Exercise data START
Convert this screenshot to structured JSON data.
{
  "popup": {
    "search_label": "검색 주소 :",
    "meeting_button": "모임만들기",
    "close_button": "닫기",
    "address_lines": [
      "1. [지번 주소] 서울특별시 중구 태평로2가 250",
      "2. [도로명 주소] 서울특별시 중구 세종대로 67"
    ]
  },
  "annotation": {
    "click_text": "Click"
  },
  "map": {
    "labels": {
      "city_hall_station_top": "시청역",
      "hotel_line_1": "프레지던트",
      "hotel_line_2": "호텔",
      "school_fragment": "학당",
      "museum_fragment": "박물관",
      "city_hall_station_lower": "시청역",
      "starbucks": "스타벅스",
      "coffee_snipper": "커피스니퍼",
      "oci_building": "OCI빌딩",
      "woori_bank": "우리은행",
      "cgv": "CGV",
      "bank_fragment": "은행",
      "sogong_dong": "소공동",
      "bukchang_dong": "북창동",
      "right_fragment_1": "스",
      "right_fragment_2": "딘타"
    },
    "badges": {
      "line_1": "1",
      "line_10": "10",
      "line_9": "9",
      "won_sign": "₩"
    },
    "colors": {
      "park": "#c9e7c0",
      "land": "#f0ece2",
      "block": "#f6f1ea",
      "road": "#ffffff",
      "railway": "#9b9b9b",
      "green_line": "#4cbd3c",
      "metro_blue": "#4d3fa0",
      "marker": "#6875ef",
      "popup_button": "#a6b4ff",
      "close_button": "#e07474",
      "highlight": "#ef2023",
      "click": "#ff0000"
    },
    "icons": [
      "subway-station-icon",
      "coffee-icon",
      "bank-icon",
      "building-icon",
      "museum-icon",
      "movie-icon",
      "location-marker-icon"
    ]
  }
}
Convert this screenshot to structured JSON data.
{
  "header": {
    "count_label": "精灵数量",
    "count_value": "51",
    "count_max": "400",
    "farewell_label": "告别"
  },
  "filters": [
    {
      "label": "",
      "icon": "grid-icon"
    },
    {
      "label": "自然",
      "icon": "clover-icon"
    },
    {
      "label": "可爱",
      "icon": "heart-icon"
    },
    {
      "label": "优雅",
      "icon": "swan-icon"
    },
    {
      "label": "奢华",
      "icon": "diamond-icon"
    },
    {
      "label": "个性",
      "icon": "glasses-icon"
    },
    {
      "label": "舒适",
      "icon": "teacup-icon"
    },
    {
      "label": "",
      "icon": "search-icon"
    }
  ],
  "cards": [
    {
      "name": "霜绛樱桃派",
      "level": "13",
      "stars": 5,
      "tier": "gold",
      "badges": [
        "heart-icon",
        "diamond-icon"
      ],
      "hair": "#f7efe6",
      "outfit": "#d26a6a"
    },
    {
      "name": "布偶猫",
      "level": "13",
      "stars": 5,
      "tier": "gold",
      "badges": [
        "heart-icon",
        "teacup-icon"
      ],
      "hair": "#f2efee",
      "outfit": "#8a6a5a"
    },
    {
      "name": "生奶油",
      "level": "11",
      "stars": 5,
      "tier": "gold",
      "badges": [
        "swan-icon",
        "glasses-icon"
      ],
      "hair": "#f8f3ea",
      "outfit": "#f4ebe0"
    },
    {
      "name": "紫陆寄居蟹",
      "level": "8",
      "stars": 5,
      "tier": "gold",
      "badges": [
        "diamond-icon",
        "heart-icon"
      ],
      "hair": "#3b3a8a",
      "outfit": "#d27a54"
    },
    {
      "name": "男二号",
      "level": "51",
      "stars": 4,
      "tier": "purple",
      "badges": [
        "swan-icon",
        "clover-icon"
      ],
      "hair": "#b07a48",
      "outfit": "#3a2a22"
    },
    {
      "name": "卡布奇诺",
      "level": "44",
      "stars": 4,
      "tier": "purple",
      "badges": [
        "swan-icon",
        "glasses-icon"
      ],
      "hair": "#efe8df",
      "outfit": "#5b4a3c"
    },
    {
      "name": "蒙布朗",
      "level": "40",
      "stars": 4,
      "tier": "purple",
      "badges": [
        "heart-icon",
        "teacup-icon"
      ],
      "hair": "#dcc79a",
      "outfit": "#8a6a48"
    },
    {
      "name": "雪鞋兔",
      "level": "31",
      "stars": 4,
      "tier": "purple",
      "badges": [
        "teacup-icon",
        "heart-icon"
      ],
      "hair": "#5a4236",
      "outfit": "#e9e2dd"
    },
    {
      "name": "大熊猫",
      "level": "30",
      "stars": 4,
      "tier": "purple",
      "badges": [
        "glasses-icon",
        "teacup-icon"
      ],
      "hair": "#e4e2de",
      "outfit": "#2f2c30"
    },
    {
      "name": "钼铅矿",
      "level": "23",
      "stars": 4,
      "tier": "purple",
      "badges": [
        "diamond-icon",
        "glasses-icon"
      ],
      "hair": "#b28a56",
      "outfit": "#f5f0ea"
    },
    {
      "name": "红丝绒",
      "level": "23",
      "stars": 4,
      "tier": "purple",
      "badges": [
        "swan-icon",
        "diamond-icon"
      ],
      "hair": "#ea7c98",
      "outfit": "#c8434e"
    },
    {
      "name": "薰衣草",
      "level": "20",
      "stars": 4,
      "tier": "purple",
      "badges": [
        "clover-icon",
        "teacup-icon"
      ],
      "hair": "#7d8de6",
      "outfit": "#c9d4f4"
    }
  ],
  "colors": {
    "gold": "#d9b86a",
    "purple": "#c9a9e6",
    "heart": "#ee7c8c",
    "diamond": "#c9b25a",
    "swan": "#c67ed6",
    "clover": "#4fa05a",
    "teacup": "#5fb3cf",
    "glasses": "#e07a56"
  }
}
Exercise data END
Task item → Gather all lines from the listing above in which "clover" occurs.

Output of the exercise →
      "icon": "clover-icon"
        "clover-icon"
        "clover-icon",
    "clover": "#4fa05a",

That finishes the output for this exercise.